Under the hood, OS X is just a *nix, some say even more POSIX-y than what Linux currently is. This makes it a viable native choice for most developers, while the rest (i.e. those working with Microsoft products) can be accommodated via outstanding virtualization options. But all this goodness doesn’t come without few caveats.
Probably the biggest one is the horrendous functionality gap: lack of built-in package manager and installer. Life without
apt-get really sucks, and the bottom-up effort coalesced into Homebrew cannot really make up for it. I was especially appalled when I had to revert to the old google-download-unpack method for installing new programs. Amazingly, the Mac App Store is still mostly useless some two years after its inception.
Although I’m readily pointing out various quirks of the OS X platform here, I must say I’m not particularly concerned with them in the long term. I do not intended the Mac to become my primary system of choice, especially for development purposes. Its goal is to serve as handy portable computer, while simultaneously providing access to the third important platform to address any testing needs.
But that’s all aside of the most important perk: finally being able to visit those trendy coffee shops, of course! ;-)
The upcoming release of Windows 8 is stirring up the tech world, mostly because of some controversial decisions Microsoft has made regarding the new version of their flagship OS.
Were it a few years ago, I would likely participate in various discussions about this, springing up on message boards I typically frequent. Probably I would have also tested the development preview which was made available several months before. Most likely, I would have clear opinion about viability of the new Metro UI, WinRT apps’ platform or the overall push in the general direction of HTML5.
I would… But I do not. Actually, I couldn’t care less about the whole thing.
It’s not only because I touch my Windows installation once in a blue moon, almost exclusively for gaming. No, that’s mostly because it’s 2012, and Windows still doesn’t support some crucial functionality you could expect from modern operating system.

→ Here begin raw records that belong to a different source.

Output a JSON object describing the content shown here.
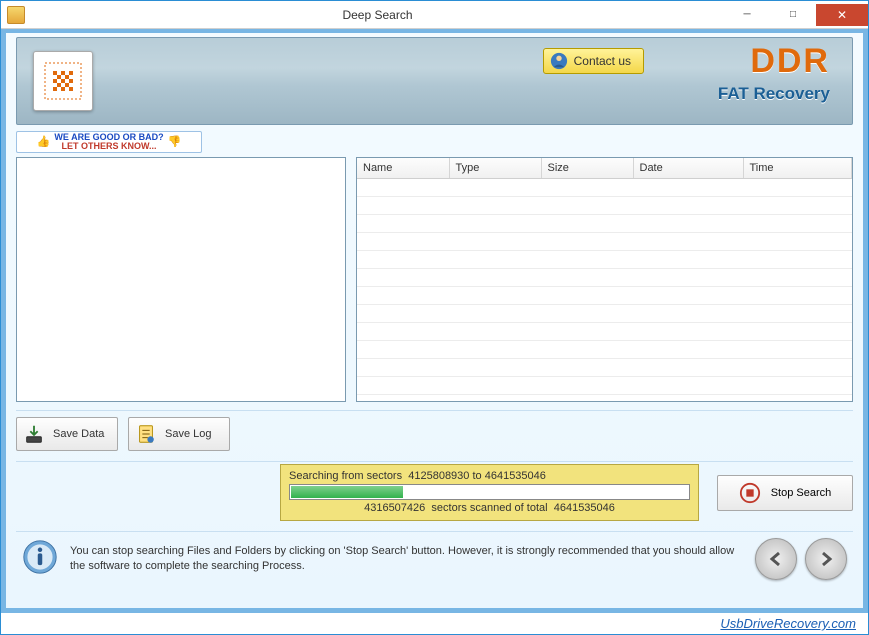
{
  "window": {
    "title": "Deep Search"
  },
  "banner": {
    "contact_label": "Contact us",
    "brand_title": "DDR",
    "brand_subtitle": "FAT Recovery"
  },
  "feedback": {
    "line1": "WE ARE GOOD OR BAD?",
    "line2": "LET OTHERS KNOW..."
  },
  "table": {
    "columns": [
      "Name",
      "Type",
      "Size",
      "Date",
      "Time"
    ]
  },
  "buttons": {
    "save_data": "Save Data",
    "save_log": "Save Log",
    "stop_search": "Stop Search"
  },
  "progress": {
    "line1_prefix": "Searching from sectors",
    "from_sector": "4125808930",
    "to_sector": "4641535046",
    "scanned": "4316507426",
    "total": "4641535046",
    "scanned_suffix": "sectors scanned of total"
  },
  "info": {
    "text": "You can stop searching Files and Folders by clicking on 'Stop Search' button. However, it is strongly recommended that you should allow the software to complete the searching Process."
  },
  "footer": {
    "link_text": "UsbDriveRecovery.com"
  }
}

Unfortunately, most users don’t expect it because they never knew any better. Therefore I will try to highlight some features from alternative operating systems (typically Linux or OSX) that I think Windows can be rightfully scorned for lacking.